(Dataset rows for apps and sites)
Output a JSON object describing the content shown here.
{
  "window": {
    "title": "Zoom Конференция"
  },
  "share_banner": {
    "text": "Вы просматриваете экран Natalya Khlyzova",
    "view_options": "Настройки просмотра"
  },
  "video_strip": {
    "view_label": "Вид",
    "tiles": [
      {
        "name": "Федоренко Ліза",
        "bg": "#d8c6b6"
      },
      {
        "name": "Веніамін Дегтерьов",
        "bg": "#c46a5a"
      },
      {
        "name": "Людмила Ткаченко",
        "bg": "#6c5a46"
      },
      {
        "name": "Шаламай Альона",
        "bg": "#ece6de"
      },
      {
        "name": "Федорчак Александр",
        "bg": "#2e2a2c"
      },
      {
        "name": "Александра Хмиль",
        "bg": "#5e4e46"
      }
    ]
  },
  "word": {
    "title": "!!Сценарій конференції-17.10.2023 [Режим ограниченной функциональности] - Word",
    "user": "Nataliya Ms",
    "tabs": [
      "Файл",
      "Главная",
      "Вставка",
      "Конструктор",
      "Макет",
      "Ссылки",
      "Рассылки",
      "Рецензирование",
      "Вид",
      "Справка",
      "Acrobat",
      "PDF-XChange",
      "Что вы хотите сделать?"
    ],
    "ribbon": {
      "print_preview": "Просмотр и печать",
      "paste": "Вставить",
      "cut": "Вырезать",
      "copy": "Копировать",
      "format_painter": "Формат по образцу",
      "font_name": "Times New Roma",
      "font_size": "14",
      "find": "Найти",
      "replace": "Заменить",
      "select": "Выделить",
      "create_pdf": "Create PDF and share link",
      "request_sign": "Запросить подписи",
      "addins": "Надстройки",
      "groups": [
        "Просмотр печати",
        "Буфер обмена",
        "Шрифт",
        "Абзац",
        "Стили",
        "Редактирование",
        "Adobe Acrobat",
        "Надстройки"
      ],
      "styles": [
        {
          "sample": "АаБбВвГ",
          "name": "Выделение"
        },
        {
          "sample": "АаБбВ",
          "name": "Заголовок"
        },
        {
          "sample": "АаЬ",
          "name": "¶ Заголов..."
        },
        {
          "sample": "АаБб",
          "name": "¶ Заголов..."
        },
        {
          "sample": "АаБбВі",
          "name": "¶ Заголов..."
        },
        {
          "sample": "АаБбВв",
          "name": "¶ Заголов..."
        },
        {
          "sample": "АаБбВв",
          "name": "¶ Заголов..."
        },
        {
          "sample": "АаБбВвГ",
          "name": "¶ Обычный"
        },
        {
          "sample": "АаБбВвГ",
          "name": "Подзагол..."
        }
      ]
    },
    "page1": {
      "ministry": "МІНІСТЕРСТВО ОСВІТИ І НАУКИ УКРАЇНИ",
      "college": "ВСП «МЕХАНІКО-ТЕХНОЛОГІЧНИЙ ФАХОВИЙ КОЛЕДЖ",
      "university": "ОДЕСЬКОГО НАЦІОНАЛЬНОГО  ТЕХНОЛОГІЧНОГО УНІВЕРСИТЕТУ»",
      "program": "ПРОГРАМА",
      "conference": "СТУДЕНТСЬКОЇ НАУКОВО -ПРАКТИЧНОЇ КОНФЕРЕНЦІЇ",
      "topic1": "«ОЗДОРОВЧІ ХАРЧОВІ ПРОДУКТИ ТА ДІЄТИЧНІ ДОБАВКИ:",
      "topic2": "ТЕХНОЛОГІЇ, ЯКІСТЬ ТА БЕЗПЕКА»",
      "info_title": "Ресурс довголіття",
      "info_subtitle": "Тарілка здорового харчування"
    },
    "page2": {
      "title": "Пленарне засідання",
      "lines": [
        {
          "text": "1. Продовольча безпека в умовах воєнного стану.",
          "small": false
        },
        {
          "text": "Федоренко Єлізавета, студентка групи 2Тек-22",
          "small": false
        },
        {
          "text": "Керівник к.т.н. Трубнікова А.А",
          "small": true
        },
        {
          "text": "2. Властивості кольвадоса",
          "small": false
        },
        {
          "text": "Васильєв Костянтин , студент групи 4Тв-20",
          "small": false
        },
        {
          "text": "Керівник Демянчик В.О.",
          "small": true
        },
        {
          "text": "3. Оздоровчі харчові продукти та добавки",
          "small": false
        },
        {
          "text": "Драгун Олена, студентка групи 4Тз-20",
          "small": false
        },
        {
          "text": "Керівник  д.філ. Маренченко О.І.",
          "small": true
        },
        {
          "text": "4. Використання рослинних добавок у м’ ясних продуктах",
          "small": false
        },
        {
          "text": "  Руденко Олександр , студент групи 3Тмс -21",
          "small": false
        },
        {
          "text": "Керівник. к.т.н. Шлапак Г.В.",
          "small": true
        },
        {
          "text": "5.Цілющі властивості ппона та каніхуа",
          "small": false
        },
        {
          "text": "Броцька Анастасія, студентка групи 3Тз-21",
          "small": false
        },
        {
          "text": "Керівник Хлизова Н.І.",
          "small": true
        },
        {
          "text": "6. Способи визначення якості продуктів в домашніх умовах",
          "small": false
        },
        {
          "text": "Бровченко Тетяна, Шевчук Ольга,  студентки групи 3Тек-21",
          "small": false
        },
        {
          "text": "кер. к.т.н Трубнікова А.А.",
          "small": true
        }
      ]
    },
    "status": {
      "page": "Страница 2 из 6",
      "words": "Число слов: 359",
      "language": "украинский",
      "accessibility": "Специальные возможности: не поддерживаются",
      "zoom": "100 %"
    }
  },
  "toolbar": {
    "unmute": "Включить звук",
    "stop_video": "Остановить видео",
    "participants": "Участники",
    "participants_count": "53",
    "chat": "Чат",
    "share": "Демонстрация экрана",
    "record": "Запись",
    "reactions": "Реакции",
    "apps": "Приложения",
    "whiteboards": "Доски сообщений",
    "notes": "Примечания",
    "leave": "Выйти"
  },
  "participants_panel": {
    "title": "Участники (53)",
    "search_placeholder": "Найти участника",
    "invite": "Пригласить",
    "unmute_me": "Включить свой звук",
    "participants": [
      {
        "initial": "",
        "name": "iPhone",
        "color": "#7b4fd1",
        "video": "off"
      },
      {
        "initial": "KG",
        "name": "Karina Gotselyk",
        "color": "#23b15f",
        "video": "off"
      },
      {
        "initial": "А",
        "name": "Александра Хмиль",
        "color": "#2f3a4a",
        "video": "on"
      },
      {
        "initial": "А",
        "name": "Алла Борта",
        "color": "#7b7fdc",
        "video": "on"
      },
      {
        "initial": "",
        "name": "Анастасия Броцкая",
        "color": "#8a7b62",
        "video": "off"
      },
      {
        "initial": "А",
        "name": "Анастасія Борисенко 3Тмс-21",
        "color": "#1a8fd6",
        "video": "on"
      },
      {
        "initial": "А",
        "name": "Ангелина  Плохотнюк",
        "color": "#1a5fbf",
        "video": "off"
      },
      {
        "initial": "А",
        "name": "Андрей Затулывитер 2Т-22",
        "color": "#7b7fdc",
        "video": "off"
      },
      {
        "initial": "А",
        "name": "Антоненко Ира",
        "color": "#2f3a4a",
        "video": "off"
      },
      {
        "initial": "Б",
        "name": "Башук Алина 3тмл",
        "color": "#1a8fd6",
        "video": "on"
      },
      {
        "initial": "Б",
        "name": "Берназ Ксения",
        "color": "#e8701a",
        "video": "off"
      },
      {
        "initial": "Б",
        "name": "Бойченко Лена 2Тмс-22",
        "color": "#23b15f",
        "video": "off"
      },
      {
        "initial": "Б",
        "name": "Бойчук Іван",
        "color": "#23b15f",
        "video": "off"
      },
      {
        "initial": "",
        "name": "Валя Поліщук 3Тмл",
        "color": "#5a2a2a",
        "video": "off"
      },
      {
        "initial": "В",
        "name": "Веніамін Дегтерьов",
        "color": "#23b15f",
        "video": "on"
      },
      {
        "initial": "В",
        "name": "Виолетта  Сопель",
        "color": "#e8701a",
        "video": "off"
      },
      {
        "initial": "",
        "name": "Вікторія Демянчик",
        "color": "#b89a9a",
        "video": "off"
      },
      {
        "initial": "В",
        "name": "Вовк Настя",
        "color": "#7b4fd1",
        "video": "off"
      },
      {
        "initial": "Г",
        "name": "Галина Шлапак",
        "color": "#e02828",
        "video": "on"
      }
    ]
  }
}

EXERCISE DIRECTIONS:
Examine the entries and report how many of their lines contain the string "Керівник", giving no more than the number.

EXERCISE RESULT:
5